--- Supplied material Enclosed Below ---

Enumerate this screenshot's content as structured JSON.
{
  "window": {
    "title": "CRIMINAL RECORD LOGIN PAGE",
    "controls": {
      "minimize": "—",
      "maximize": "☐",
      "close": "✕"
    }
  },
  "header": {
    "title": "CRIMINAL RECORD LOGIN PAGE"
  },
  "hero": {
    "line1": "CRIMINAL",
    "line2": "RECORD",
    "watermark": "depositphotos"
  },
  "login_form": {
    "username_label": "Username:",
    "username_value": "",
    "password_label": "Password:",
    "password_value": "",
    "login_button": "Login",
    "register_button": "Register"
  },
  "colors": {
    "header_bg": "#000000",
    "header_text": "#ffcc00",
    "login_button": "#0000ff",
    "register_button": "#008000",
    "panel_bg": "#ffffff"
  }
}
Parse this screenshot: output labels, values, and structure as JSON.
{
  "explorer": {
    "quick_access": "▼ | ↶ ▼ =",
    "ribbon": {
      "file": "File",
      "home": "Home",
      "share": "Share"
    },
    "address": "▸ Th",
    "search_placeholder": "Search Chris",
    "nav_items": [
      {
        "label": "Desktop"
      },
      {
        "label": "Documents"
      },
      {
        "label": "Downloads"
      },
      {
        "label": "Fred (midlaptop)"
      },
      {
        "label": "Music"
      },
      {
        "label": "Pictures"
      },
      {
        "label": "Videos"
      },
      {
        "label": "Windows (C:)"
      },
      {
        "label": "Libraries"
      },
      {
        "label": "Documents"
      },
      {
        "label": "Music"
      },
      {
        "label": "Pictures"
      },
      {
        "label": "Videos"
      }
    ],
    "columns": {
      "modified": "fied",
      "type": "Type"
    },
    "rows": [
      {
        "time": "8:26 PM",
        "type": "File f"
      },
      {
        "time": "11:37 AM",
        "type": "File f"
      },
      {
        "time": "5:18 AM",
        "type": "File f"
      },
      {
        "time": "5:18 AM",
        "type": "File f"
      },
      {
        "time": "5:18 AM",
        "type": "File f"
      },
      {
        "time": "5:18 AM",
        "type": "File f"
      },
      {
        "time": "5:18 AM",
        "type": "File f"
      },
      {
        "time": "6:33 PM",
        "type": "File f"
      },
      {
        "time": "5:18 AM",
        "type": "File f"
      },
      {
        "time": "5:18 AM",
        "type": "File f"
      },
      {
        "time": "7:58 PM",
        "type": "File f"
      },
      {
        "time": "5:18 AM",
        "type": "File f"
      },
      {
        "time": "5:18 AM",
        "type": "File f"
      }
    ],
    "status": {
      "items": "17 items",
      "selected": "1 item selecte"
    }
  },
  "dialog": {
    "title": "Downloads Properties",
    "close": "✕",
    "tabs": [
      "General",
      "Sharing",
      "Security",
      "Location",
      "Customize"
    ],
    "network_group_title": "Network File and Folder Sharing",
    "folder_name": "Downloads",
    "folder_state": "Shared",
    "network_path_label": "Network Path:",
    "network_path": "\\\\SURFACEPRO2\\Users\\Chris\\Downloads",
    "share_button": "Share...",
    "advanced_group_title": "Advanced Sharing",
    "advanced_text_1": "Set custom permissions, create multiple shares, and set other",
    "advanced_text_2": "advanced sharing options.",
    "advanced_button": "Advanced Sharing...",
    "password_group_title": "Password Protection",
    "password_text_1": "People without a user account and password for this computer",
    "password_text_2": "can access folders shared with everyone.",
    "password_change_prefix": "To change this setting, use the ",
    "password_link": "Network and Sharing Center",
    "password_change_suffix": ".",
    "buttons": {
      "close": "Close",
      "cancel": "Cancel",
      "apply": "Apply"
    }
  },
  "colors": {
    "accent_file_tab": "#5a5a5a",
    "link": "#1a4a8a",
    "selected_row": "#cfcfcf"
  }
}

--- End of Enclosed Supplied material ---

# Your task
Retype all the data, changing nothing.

# Answer space
Enumerate this screenshot's content as structured JSON.
{
  "window": {
    "title": "CRIMINAL RECORD LOGIN PAGE",
    "controls": {
      "minimize": "—",
      "maximize": "☐",
      "close": "✕"
    }
  },
  "header": {
    "title": "CRIMINAL RECORD LOGIN PAGE"
  },
  "hero": {
    "line1": "CRIMINAL",
    "line2": "RECORD",
    "watermark": "depositphotos"
  },
  "login_form": {
    "username_label": "Username:",
    "username_value": "",
    "password_label": "Password:",
    "password_value": "",
    "login_button": "Login",
    "register_button": "Register"
  },
  "colors": {
    "header_bg": "#000000",
    "header_text": "#ffcc00",
    "login_button": "#0000ff",
    "register_button": "#008000",
    "panel_bg": "#ffffff"
  }
}
Parse this screenshot: output labels, values, and structure as JSON.
{
  "explorer": {
    "quick_access": "▼ | ↶ ▼ =",
    "ribbon": {
      "file": "File",
      "home": "Home",
      "share": "Share"
    },
    "address": "▸ Th",
    "search_placeholder": "Search Chris",
    "nav_items": [
      {
        "label": "Desktop"
      },
      {
        "label": "Documents"
      },
      {
        "label": "Downloads"
      },
      {
        "label": "Fred (midlaptop)"
      },
      {
        "label": "Music"
      },
      {
        "label": "Pictures"
      },
      {
        "label": "Videos"
      },
      {
        "label": "Windows (C:)"
      },
      {
        "label": "Libraries"
      },
      {
        "label": "Documents"
      },
      {
        "label": "Music"
      },
      {
        "label": "Pictures"
      },
      {
        "label": "Videos"
      }
    ],
    "columns": {
      "modified": "fied",
      "type": "Type"
    },
    "rows": [
      {
        "time": "8:26 PM",
        "type": "File f"
      },
      {
        "time": "11:37 AM",
        "type": "File f"
      },
      {
        "time": "5:18 AM",
        "type": "File f"
      },
      {
        "time": "5:18 AM",
        "type": "File f"
      },
      {
        "time": "5:18 AM",
        "type": "File f"
      },
      {
        "time": "5:18 AM",
        "type": "File f"
      },
      {
        "time": "5:18 AM",
        "type": "File f"
      },
      {
        "time": "6:33 PM",
        "type": "File f"
      },
      {
        "time": "5:18 AM",
        "type": "File f"
      },
      {
        "time": "5:18 AM",
        "type": "File f"
      },
      {
        "time": "7:58 PM",
        "type": "File f"
      },
      {
        "time": "5:18 AM",
        "type": "File f"
      },
      {
        "time": "5:18 AM",
        "type": "File f"
      }
    ],
    "status": {
      "items": "17 items",
      "selected": "1 item selecte"
    }
  },
  "dialog": {
    "title": "Downloads Properties",
    "close": "✕",
    "tabs": [
      "General",
      "Sharing",
      "Security",
      "Location",
      "Customize"
    ],
    "network_group_title": "Network File and Folder Sharing",
    "folder_name": "Downloads",
    "folder_state": "Shared",
    "network_path_label": "Network Path:",
    "network_path": "\\\\SURFACEPRO2\\Users\\Chris\\Downloads",
    "share_button": "Share...",
    "advanced_group_title": "Advanced Sharing",
    "advanced_text_1": "Set custom permissions, create multiple shares, and set other",
    "advanced_text_2": "advanced sharing options.",
    "advanced_button": "Advanced Sharing...",
    "password_group_title": "Password Protection",
    "password_text_1": "People without a user account and password for this computer",
    "password_text_2": "can access folders shared with everyone.",
    "password_change_prefix": "To change this setting, use the ",
    "password_link": "Network and Sharing Center",
    "password_change_suffix": ".",
    "buttons": {
      "close": "Close",
      "cancel": "Cancel",
      "apply": "Apply"
    }
  },
  "colors": {
    "accent_file_tab": "#5a5a5a",
    "link": "#1a4a8a",
    "selected_row": "#cfcfcf"
  }
}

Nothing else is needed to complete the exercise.